these data, of the clusters that contain any poststratum member, about 20% contain only one such person.
(We are averaging over poststrata.) Another 16% contain 2 people, and only about 20% contain 7 or
more. The d_{i} factors average out near 1/2.
We cannot measure W _{i} directly from P12, and the PES sample is much too small for stable estimates.
There is, however, an empirical test of the extreme hypothesis that all or most of the observed values of
^{2} are contributed by withincluster covariances. Under this hypothesis, W _{
i} would not increase
as localities and superblocks are merged into superlocalities and supersuperblocks, and d_{i}
would decrease in accordance with the formula {11}. Values of
have been inspected under a
sequence of mergings for selected poststrata: falls off substantially more slowly than its
predicted value under this extreme hypothesis. Any other outcome would be surprising; the
small numbers of poststratum members per cluster makes the sampling quite close to random
sampling of individuals and thus to the case where the withincluster covariance contribution is
absent.
Both betweenlocality heterogeneity and betweencluster withinlocality heterogeneity are forms of
heterogeneity. remains a measure of heterogeneity whether or not the W _{i} contributions are
small. But betweenlocality heterogeneity is of primary interest; it is the contribution which
directly affects estimates for whole local areas. The arguments in this section support the view
that in the P12 data set the approximation E(^{2})
E(H^{2}) is a workable one, and that the
values in Table 1 are principally to be interpreted as evidence of heterogeneity from locality to
locality.
A4 The Standard Errors for Table 1

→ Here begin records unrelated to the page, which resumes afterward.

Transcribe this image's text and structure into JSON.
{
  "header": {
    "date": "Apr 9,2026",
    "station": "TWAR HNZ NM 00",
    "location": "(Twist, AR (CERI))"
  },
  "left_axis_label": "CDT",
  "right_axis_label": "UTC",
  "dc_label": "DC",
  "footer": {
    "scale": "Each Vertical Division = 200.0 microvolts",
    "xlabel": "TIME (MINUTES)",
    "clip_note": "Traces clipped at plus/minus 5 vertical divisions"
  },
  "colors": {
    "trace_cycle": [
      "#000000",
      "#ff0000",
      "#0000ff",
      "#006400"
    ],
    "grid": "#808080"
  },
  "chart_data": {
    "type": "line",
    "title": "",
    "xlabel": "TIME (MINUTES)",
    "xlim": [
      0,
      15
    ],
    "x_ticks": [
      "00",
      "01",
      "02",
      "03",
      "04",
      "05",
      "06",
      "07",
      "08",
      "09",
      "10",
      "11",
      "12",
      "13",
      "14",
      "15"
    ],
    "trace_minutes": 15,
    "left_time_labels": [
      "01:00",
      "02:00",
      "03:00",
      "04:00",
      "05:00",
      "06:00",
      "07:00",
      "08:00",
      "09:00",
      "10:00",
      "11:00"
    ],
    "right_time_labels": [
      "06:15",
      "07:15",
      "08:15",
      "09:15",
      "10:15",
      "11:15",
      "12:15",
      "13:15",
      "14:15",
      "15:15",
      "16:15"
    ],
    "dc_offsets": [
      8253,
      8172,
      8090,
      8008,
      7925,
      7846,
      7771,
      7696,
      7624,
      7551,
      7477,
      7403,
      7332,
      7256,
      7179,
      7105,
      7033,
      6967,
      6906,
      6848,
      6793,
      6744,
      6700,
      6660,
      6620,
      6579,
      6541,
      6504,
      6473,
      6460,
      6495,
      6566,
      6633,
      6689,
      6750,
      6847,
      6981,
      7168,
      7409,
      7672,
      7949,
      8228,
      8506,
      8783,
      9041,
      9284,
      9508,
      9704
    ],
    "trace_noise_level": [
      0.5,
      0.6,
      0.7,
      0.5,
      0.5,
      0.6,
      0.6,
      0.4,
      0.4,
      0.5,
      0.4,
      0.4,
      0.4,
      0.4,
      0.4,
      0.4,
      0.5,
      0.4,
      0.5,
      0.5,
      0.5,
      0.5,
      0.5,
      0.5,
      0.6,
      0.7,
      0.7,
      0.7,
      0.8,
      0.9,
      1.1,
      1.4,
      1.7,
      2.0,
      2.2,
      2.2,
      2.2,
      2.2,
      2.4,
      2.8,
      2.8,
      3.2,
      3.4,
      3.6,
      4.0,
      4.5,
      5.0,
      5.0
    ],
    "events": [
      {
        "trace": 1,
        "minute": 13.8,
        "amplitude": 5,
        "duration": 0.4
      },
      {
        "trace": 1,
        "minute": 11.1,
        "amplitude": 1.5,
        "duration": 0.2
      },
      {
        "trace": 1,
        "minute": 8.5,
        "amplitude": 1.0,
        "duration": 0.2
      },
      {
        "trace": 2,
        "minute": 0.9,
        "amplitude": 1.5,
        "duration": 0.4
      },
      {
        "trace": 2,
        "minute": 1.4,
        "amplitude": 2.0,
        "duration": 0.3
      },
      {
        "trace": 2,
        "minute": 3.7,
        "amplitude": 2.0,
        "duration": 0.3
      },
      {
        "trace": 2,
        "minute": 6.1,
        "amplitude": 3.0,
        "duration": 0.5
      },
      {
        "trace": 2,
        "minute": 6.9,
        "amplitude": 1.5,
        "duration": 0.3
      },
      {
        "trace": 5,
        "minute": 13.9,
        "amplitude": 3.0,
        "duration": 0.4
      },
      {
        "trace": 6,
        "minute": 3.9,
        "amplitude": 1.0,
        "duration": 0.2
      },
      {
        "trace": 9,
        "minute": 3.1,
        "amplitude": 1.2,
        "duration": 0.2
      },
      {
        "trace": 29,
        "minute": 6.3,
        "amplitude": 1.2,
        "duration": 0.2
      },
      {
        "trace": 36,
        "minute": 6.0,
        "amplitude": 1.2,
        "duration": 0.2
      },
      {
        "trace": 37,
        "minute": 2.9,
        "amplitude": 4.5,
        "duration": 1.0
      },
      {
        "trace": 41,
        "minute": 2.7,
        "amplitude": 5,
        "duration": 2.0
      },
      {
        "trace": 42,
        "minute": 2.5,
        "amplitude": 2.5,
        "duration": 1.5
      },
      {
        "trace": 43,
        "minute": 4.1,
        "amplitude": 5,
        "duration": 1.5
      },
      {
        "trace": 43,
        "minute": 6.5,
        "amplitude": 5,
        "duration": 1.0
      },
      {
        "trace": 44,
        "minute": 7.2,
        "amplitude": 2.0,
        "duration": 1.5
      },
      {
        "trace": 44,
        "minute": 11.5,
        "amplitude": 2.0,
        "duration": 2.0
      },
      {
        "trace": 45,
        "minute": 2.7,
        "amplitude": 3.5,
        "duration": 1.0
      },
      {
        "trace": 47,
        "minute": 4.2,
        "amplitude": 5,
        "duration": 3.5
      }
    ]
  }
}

The nine Census divisions represent, with a handful of exceptions, disjoint groups in the sampling scheme
and their RMS
^{2}s are essentially independent of each other. The squared measure ^{2} in Table 1 is the
weighted mean of the nine
^{2}s for the divisions, weighting by the number of poststrata in each division.
For our calculation we make the assumption that the expected values of the nine measures for the
divisions are all the same (cf. Table 4), while the nine variances differ. We write down an unbiased
estimator for the variance of the overall measure as a weighted average of the squared deviations of the
divisional measures from the overall weighted mean. The weights are functions of the numbers of
poststrata in the divisions. This estimate should be something of an upper bound, because part of
the variability in divisional measures must reflect small differences among expected values
rather than sampling variability as assumed. We convert to square roots with a deltamethod
approximation.
Two alternative estimates for the sampling standard errors in are given
in Table 1. An indirect approach is required because the identity of the sampling units has been erased
by the superblock aggregation process; to our knowledge, the Census Bureau has not published direct estimates
of standard errors for P12. The low estimate in Table 1 is obtained by treating individuals as if they
were the sampling units; the sampling variance for a poststratumwide
is then computed as
(1  )/( N_{i}).
The high estimate treats superblocks as if they were the sampling units. Then the sampling variance is computed
as
where L is the number of superblocks associated with the poststratum in question. These estimates
apply to P12 itself; finally, we rescale in proportion to sample size, as measured by block
clusters.